Interior of the Royal Festival Hall with an orchestra on stage and people sat in darkness in the auditorium.

Shaham plays Hindemith Violin Concerto with LPO


Two key insights overheard exiting the Royal Festival Hall at the interval last night. First, Hindemith’s Violin Concerto is a surprisingly entertaining listen and second, violinist Gil Shaham remains a captivating performer.

Let’s start with the music. If you’re feeling you’re over familiar with Shostakovich, Hindemith might be your next port of call. Just enough convention in the format. There’s a vague whiff of romanticism too in the harmonies and musical language. But there’s spikiness and awkwardness everywhere. Hindemith is sort of Britten with a bit more lushness. Top line message: Hindemith isn’t anywhere near as scary as you assume his music will be saying his name out loud. And how he loves writing for brass and woodwind. Hindemith ADORES texture.

This was the third time I’d heard Shaham play live in three years. The first was in the Bruch at the Barbican days before the first U.K. lockdown, the second in Dubai when he performed with the Armenian State Symphony Orchestra.

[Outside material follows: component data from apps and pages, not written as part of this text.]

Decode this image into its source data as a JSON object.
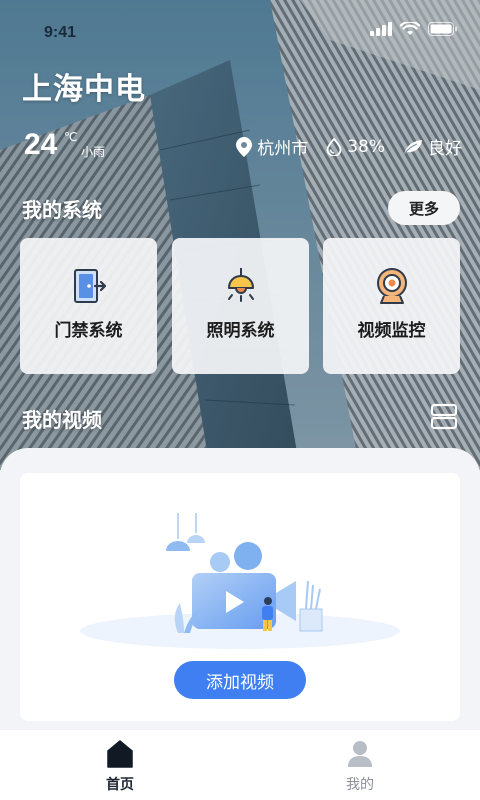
{
  "status_bar": {
    "time": "9:41"
  },
  "header": {
    "title": "上海中电"
  },
  "weather": {
    "temperature": "24",
    "unit": "℃",
    "condition": "小雨",
    "city": "杭州市",
    "humidity": "38%",
    "air_quality": "良好",
    "icons": [
      "location-pin-icon",
      "humidity-drop-icon",
      "leaf-icon"
    ]
  },
  "systems": {
    "title": "我的系统",
    "more_label": "更多",
    "items": [
      {
        "label": "门禁系统",
        "icon": "door-access-icon"
      },
      {
        "label": "照明系统",
        "icon": "lamp-icon"
      },
      {
        "label": "视频监控",
        "icon": "camera-icon"
      }
    ]
  },
  "videos": {
    "title": "我的视频",
    "add_label": "添加视频",
    "toggle_icon": "layout-toggle-icon"
  },
  "tabs": [
    {
      "label": "首页",
      "icon": "home-icon",
      "active": true
    },
    {
      "label": "我的",
      "icon": "user-icon",
      "active": false
    }
  ],
  "colors": {
    "accent": "#3f7ff2",
    "icon_orange": "#f08a4b",
    "icon_blue": "#4a7fd4",
    "lamp_yellow": "#f6c54a"
  }
}
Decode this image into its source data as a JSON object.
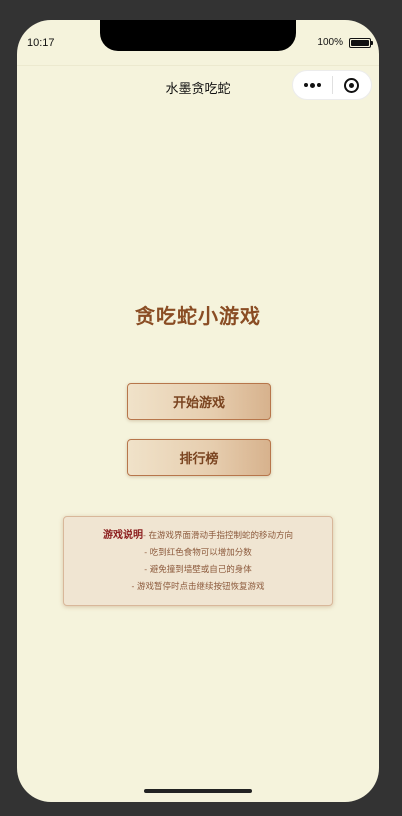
{
  "status_bar": {
    "time": "10:17",
    "battery_percent": "100%",
    "battery_level": 1.0
  },
  "navbar": {
    "title": "水墨贪吃蛇",
    "more_icon": "more-dots-icon",
    "close_icon": "target-icon"
  },
  "game": {
    "title": "贪吃蛇小游戏",
    "start_button": "开始游戏",
    "rank_button": "排行榜"
  },
  "help": {
    "title": "游戏说明",
    "lines": [
      "- 在游戏界面滑动手指控制蛇的移动方向",
      "- 吃到红色食物可以增加分数",
      "- 避免撞到墙壁或自己的身体",
      "- 游戏暂停时点击继续按钮恢复游戏"
    ]
  },
  "colors": {
    "background": "#f5f3dc",
    "title": "#8a4d24",
    "button_border": "#b7764b",
    "help_title": "#8b1d1d"
  }
}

At the Barbican up close he turned up on stage with an endearing humility that made his playing unfussy and accessible. He was the same in Dubai (and the same in conversation – patient, kind and generous). And here at the Royal Festival Hall, playing his part as soloist and, when not playing, knodding, smiling and bouncing to the beat along with his peers.

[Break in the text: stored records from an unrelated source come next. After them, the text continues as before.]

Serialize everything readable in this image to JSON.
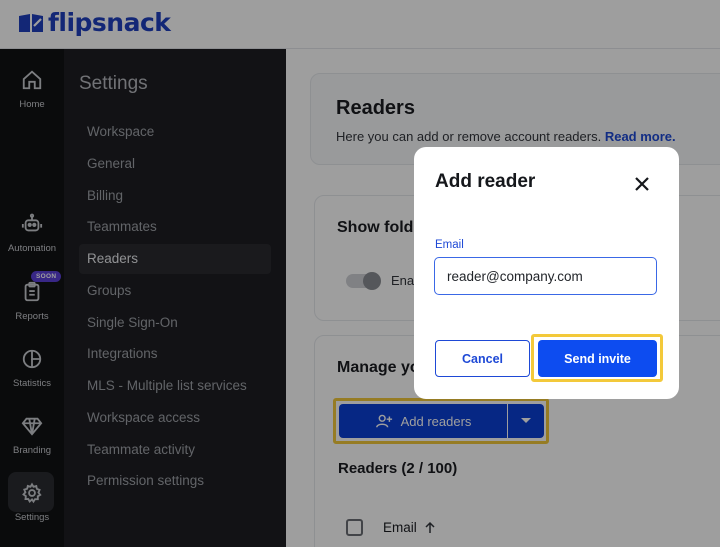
{
  "brand": {
    "name": "flipsnack",
    "color": "#1f3fbf"
  },
  "rail": {
    "items": [
      {
        "label": "Home",
        "icon": "home-icon"
      },
      {
        "label": "Automation",
        "icon": "robot-icon"
      },
      {
        "label": "Reports",
        "icon": "clipboard-icon",
        "badge": "SOON"
      },
      {
        "label": "Statistics",
        "icon": "pie-chart-icon"
      },
      {
        "label": "Branding",
        "icon": "diamond-icon"
      },
      {
        "label": "Settings",
        "icon": "gear-icon",
        "active": true
      }
    ]
  },
  "settings": {
    "title": "Settings",
    "items": [
      "Workspace",
      "General",
      "Billing",
      "Teammates",
      "Readers",
      "Groups",
      "Single Sign-On",
      "Integrations",
      "MLS - Multiple list services",
      "Workspace access",
      "Teammate activity",
      "Permission settings"
    ],
    "active": "Readers"
  },
  "main": {
    "title": "Readers",
    "description": "Here you can add or remove account readers.",
    "read_more": "Read more.",
    "show_folders_title": "Show fold",
    "toggle_label": "Ena",
    "manage_title": "Manage yo",
    "add_readers_label": "Add readers",
    "readers_count": "Readers (2 / 100)",
    "email_column": "Email"
  },
  "modal": {
    "title": "Add reader",
    "email_label": "Email",
    "email_value": "reader@company.com",
    "cancel_label": "Cancel",
    "send_label": "Send invite"
  },
  "colors": {
    "accent": "#0d4cf0",
    "highlight": "#f3c93a",
    "sidebar_dark": "#1d1e22",
    "rail_dark": "#111214"
  }
}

I’ve been listening to the Hindemith Violin Concerto repeatedly today as a result. A job well done Shaham.